§ What the task requires
Retrieve every line of the data holding the word "JSON".

§ Task material
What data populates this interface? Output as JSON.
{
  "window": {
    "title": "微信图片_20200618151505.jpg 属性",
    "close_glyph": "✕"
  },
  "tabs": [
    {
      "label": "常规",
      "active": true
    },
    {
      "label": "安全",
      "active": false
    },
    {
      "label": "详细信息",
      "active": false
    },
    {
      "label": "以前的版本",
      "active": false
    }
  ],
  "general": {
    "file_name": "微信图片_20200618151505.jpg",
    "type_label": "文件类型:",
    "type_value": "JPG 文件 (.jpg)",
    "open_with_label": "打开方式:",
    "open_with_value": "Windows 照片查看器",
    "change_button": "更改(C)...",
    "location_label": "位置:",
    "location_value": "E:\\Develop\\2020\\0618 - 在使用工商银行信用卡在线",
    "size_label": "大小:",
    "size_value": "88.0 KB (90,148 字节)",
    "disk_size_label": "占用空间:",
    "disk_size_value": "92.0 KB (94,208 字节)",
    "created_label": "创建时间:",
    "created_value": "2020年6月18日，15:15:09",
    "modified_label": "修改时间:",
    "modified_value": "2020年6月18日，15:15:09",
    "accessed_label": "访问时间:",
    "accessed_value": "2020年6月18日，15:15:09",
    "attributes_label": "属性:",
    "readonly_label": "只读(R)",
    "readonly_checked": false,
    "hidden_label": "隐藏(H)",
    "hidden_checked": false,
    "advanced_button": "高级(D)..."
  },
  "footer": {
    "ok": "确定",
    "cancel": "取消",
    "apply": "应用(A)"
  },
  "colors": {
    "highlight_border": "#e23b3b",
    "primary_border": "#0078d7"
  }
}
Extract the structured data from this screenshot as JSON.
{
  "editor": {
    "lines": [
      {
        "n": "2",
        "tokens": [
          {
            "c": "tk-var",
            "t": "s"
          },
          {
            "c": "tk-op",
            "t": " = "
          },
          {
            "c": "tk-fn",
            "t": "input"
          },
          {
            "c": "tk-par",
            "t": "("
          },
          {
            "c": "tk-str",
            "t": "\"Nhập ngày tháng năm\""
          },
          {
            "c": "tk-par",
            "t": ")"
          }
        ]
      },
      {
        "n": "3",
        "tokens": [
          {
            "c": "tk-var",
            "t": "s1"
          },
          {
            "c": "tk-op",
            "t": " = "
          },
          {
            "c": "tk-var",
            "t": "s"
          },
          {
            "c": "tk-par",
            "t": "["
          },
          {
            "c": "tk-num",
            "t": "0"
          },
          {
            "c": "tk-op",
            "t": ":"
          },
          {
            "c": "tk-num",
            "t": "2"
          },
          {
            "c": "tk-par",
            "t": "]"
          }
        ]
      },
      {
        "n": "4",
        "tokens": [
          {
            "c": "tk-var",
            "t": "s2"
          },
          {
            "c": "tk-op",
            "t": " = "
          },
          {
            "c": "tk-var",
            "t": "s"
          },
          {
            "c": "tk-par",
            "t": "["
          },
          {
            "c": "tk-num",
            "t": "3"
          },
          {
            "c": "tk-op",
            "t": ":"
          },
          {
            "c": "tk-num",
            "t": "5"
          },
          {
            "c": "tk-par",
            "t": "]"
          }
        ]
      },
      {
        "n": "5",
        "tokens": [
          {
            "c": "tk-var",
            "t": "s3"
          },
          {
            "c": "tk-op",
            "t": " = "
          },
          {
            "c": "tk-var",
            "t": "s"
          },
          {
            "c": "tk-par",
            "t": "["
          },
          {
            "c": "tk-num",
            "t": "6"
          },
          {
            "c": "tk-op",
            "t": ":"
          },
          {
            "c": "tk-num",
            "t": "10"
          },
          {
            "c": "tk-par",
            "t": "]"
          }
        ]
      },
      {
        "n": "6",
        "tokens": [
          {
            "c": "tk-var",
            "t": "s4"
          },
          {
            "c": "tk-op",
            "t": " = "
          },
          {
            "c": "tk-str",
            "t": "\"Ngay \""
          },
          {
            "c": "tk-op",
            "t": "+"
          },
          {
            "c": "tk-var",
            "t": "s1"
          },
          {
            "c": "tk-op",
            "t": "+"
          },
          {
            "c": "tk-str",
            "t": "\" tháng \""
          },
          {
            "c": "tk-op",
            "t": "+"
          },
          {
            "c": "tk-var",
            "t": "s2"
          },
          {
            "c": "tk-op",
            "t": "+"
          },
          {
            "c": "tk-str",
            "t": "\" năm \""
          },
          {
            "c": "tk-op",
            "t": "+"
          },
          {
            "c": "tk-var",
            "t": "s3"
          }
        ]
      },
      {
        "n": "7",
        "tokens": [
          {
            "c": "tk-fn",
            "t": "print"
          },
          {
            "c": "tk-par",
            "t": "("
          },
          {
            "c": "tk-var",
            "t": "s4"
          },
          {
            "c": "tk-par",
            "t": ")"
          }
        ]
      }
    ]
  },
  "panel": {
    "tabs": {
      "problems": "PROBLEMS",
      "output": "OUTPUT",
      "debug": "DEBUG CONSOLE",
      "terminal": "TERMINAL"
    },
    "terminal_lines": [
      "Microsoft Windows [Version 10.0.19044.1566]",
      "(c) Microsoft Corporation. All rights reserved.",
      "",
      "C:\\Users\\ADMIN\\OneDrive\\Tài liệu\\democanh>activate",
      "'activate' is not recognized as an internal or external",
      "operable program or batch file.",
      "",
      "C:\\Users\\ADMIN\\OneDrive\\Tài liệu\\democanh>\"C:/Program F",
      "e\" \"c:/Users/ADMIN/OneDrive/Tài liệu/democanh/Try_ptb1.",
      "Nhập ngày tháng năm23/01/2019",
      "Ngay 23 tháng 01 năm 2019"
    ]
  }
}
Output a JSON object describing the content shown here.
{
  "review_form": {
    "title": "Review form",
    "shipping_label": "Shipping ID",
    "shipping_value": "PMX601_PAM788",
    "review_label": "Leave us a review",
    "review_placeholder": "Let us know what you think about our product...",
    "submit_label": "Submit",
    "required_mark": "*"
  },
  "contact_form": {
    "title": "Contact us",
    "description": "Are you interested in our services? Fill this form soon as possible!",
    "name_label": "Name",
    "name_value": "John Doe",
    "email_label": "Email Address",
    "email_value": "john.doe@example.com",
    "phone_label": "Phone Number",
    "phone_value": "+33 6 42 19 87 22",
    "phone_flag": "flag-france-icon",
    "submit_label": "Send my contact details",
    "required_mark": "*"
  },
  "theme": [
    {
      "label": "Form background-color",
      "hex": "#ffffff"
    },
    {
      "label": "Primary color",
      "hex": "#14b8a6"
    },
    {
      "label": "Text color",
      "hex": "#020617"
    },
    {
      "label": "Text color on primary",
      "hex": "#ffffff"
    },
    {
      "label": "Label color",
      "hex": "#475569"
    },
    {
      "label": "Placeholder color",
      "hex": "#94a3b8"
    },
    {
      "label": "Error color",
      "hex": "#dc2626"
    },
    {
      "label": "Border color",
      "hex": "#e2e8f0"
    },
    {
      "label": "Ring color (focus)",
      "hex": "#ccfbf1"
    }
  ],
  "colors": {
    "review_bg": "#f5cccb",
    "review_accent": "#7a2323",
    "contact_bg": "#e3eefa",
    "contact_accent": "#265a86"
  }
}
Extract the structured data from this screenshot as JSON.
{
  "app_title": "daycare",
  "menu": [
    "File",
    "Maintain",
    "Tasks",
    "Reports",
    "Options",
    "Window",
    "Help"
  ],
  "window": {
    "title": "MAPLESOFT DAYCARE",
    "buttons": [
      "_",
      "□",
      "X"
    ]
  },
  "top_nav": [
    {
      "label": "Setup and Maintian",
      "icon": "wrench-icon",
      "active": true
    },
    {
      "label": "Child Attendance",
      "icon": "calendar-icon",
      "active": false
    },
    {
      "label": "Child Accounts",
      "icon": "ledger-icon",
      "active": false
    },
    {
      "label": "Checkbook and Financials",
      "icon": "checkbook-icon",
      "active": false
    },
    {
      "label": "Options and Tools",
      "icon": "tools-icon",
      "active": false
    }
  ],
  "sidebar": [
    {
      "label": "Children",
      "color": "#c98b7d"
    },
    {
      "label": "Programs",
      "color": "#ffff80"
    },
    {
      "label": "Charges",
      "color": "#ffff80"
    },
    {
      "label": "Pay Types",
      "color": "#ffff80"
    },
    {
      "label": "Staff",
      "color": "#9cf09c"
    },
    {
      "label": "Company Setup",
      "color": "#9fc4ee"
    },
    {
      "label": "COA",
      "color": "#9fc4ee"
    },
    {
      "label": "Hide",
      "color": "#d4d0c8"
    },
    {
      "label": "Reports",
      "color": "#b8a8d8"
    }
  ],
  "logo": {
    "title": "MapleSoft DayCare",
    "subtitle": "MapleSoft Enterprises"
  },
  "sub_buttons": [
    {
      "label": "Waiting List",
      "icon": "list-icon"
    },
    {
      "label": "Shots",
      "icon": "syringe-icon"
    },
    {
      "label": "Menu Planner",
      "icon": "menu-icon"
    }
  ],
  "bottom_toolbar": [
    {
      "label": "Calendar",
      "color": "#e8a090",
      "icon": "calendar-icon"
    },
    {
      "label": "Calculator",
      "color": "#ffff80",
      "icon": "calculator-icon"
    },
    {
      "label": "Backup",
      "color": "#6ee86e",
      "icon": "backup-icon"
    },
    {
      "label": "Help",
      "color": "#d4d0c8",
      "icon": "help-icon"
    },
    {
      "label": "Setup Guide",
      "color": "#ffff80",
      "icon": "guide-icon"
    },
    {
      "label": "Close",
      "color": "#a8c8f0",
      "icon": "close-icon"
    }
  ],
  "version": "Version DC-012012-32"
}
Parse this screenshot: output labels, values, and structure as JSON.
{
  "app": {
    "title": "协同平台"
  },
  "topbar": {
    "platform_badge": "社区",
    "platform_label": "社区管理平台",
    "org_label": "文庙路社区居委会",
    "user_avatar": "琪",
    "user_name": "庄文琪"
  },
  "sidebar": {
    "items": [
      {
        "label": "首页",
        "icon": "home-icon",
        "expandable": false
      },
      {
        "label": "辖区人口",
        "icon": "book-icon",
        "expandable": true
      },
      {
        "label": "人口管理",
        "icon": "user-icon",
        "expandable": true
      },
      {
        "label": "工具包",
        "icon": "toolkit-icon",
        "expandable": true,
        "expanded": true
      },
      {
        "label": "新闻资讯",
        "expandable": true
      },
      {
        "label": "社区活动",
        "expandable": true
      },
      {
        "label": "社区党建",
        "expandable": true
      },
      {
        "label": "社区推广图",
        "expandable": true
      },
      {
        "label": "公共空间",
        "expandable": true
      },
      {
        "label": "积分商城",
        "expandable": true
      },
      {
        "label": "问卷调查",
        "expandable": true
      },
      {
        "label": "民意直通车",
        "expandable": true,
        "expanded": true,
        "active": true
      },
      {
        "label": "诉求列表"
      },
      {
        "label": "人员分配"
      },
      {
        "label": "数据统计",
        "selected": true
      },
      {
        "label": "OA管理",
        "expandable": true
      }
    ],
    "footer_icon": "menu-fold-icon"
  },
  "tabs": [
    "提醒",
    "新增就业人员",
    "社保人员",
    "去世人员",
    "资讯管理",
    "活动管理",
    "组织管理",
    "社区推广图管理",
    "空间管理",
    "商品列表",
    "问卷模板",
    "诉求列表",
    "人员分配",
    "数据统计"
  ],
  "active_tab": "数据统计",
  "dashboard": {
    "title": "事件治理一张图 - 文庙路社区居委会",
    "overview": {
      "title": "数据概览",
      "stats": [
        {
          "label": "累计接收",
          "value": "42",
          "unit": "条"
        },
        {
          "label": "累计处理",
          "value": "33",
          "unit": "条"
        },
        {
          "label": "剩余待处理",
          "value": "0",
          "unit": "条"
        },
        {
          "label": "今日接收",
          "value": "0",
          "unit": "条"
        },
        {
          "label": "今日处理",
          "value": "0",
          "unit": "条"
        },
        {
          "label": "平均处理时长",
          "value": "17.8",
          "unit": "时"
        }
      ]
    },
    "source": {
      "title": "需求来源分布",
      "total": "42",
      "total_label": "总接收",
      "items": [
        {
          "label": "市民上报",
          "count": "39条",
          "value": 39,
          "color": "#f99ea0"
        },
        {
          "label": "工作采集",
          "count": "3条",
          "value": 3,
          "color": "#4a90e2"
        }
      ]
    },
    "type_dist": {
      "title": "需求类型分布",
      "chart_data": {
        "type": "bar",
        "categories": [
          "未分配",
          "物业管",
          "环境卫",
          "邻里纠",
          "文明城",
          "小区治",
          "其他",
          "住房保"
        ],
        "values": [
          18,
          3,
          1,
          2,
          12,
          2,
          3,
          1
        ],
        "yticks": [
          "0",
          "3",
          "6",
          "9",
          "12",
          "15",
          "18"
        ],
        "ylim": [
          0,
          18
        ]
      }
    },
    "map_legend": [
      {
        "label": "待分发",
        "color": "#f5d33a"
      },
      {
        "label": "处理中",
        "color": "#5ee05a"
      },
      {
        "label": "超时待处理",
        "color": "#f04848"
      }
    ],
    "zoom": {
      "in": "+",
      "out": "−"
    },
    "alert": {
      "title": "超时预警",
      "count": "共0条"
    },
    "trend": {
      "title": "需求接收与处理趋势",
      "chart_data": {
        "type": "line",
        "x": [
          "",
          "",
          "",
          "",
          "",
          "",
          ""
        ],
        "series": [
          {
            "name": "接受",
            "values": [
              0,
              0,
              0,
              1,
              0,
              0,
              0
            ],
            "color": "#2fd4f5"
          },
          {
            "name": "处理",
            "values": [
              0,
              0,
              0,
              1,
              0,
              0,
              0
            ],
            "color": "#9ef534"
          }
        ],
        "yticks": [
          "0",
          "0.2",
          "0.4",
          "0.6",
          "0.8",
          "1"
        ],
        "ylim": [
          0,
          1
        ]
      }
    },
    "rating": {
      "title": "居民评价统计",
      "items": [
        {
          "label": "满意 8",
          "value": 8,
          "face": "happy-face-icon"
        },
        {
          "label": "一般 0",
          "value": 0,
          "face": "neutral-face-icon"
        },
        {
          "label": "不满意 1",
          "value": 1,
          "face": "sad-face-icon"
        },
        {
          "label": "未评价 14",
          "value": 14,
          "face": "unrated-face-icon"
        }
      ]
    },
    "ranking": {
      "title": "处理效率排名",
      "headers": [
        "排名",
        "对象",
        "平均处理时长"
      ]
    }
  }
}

§ Task solution
What data populates this interface? Output as JSON.
Extract the structured data from this screenshot as JSON.
Output a JSON object describing the content shown here.
Extract the structured data from this screenshot as JSON.
Parse this screenshot: output labels, values, and structure as JSON.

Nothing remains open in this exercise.